Background: The definition of "vice" is always shifting because society's morality is always shifting.

  • Generally, part of what makes a vice a vice is that a lot of society considers it questionable, but a lot of society also participates in it.

By the numbers: An estimated 45.2 million people — more than 12% of the country — plan to wager on the NFL this season, up from 32% the year before, according to the AGA.

Between the lines: Legalizing or at least decriminalizing activities that millions of Americans engage in — and millions more tacitly tolerate — can reduce arrests and prosecutions that disproportionately affect people of color, while also freeing up police and courts to focus on crimes that harm more people.

The other side: Opponents question whether vices are truly "victimless crimes" and raise concerns about the unintended consequences of allowing activities that, if taken to the extreme, can produce both individual and social harm.

  • A 2020 study found recreational cannabis legalization in Washington state in 2012 was followed by an uptick in the likelihood that teens would use marijuana, though other research has found no clear connection.
  • Between 3% and 6% of U.S. adults are considered to have a gambling problem, and one study found the rate doubles among people who live within 10 miles of a gaming establishment.
  • Experts also have long worried that legalizing sports betting can lead to more opportunities for fixing games, eroding the integrity of the sport.
  • Sex work presents the biggest questions of all.
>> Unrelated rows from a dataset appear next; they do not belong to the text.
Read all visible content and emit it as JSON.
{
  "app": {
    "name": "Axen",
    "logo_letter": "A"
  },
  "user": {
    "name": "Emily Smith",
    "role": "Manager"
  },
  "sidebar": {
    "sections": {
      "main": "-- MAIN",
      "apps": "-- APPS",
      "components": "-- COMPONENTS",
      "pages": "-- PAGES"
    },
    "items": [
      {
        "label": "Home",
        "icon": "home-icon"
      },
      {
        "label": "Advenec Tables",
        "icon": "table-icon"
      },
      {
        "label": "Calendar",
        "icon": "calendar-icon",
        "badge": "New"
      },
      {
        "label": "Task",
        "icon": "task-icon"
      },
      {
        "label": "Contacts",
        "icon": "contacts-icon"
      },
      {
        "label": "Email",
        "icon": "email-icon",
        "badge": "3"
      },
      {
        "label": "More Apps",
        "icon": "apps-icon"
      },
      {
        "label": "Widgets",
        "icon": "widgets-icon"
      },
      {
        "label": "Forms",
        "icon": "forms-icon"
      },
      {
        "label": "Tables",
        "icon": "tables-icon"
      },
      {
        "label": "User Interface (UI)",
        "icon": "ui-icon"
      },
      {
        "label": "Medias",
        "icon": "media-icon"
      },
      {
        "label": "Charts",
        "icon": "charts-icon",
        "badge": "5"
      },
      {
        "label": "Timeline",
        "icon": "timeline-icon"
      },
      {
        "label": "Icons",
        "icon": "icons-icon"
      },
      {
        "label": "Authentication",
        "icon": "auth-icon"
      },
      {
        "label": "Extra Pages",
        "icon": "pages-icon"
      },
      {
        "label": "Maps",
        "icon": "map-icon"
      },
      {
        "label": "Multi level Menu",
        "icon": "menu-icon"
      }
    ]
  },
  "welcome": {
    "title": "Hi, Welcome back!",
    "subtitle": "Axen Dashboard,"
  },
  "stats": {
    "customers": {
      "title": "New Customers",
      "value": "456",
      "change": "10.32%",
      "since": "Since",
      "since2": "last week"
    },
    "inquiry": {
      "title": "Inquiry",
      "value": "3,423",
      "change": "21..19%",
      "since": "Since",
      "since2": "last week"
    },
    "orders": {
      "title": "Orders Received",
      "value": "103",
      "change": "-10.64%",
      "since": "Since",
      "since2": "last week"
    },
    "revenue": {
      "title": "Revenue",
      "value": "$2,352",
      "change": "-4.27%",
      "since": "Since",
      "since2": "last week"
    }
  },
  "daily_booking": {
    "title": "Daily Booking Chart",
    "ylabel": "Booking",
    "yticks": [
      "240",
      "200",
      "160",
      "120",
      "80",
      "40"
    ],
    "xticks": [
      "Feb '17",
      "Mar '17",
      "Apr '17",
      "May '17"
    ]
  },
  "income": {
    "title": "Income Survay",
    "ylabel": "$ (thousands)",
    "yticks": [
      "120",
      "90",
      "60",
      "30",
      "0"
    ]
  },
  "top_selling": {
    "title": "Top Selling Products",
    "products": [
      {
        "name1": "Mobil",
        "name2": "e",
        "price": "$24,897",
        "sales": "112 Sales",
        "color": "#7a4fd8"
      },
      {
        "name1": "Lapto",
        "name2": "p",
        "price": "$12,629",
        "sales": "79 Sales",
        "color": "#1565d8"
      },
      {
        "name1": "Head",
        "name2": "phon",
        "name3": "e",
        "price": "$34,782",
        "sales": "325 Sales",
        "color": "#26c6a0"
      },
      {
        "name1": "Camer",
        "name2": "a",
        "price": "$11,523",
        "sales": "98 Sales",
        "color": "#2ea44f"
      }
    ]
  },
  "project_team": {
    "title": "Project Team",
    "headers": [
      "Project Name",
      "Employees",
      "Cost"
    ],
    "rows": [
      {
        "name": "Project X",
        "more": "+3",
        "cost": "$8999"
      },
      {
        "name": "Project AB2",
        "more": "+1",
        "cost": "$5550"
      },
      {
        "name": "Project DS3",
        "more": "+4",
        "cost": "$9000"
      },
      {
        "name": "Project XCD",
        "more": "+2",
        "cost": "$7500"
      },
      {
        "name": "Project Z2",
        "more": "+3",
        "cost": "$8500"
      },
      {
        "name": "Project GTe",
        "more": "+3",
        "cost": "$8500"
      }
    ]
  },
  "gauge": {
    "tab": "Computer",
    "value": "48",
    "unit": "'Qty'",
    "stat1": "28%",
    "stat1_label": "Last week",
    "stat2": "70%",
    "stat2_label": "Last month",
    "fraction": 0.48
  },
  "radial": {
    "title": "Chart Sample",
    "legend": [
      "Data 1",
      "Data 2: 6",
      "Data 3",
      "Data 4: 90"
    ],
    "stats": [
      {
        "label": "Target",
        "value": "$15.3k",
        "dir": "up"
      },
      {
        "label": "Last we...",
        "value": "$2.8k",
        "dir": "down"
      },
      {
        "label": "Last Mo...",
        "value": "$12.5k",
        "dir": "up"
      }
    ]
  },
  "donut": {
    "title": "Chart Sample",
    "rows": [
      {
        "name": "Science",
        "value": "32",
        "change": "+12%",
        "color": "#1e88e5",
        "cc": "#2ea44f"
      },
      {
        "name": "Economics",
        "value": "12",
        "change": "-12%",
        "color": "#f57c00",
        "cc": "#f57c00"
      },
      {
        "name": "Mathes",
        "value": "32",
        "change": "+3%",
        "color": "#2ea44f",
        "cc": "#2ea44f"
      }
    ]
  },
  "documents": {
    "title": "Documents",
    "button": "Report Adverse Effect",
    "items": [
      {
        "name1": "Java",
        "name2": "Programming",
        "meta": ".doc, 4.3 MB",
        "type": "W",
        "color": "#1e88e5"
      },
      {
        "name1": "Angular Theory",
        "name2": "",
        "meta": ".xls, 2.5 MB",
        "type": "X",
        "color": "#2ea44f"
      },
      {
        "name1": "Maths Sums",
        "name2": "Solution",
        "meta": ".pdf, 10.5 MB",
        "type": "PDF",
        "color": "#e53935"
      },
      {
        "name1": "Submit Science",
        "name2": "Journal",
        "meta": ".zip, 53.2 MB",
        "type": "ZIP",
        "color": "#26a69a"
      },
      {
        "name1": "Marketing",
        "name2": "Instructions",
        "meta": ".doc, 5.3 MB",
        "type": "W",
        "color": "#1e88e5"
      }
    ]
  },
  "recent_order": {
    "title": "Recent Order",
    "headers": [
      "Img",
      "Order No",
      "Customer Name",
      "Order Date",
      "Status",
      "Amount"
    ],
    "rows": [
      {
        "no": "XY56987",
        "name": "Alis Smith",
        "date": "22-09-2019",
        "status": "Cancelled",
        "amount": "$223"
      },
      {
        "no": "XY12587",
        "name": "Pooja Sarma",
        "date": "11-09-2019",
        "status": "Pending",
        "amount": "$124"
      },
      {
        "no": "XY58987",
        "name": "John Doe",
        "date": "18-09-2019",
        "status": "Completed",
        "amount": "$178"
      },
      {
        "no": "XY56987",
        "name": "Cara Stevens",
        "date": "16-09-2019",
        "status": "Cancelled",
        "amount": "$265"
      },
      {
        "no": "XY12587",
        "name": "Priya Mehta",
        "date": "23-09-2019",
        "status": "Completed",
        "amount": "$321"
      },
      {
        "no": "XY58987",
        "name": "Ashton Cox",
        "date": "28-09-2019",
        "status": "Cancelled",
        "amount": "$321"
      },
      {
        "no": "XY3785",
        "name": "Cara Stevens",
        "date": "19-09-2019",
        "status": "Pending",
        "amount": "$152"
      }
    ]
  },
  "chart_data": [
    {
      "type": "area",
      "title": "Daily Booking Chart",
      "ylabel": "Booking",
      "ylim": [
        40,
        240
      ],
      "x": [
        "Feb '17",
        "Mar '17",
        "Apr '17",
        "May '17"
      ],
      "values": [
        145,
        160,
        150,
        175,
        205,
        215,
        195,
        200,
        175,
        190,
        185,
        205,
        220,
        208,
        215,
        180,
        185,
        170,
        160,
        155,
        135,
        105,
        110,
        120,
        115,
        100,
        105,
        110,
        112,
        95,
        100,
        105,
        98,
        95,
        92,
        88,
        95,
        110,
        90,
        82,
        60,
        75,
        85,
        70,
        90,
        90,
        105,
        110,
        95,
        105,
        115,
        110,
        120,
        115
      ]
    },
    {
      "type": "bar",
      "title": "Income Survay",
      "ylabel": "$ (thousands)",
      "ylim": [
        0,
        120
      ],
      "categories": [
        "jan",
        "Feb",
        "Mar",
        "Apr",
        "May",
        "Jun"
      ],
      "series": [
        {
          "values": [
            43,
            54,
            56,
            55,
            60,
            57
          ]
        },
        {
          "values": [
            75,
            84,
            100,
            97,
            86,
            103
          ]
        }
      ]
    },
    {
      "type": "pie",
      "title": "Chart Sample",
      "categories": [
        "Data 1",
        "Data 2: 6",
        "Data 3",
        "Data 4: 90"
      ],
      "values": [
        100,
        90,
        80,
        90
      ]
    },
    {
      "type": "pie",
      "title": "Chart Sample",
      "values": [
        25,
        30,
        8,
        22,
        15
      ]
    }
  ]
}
Some experts doubt that selling sex can ever be truly consensual and fear that decriminalization inadvertently puts sex workers at greater risk from clients.

What to watch... whether legalization and decriminalization are followed by additional support for the social and personal consequences of vices.

The bottom line: 50 years after President Richard Nixon declared the War on Drugs, American attitudes toward and laws about activities that have long been classified as vices are changing — and with it, the assumption that it's the government's role to police public morality.

Go deeper

Oct 12, 2021 - Health

Poll: Most Americans aren't convinced by pharma's leading argument

Expand chart
Data: KFF; Chart: Will Chase/Axios

Americans are more convinced by the arguments made in favor of allowing the government to negotiate prescription drug prices than they are by those made against the policy, which the drug industry argues would lead to fewer new drugs, according to new KFF polling.

Between the lines: Just because the measure is popular with the public doesn't mean it'll pass, and it's currently in serious hot water with moderate Democrats.

Nikolas Cruz pleads guilty to Parkland school shooting

Parkland school shooter Nikolas Cruz at the defense table during jury selection at the Broward County Courthouse in Fort Lauderdale, Fla., on Oct. 6, 2021. Photo: Amy Beth Bennett/South Florida Sun Sentinel/Tribune News Service via Getty Images

Nikolas Cruz on Wednesday pleaded guilty on all counts for carrying out the 2018 shooting at the Marjory Stoneman Douglas High School in Parkland, Fla., that left 17 people dead, including 14 students and three staff members.

Driving the news: Cruz, 23, pleaded guilty at a hearing on Wednesday to 17 murder counts and 17 counts of attempted first-degree murder for carrying out the deadly shooting.

2 hours ago - Health

White House unveils plan to "quickly" vaccinate kids ages 5-11

Charles Muro, 13, is inoculated at Hartford Healthcare's mass vaccination center at the Connecticut Convention Center in Hartford, Conn. Photo: Joseph Prezioso/AFP via Getty Images

The White House on Wednesday released its plan to vaccinate children between the ages of five and 11, pending authorization from the Food and Drug Administration of the first COVID-19 shot for that age group.

The big picture: The White House said it has secured enough vaccine supply to equip more than 25,000 pediatric and primary care offices, hundreds of school and community health clinics, as well as tens of thousands of pharmacies, to administer the shots.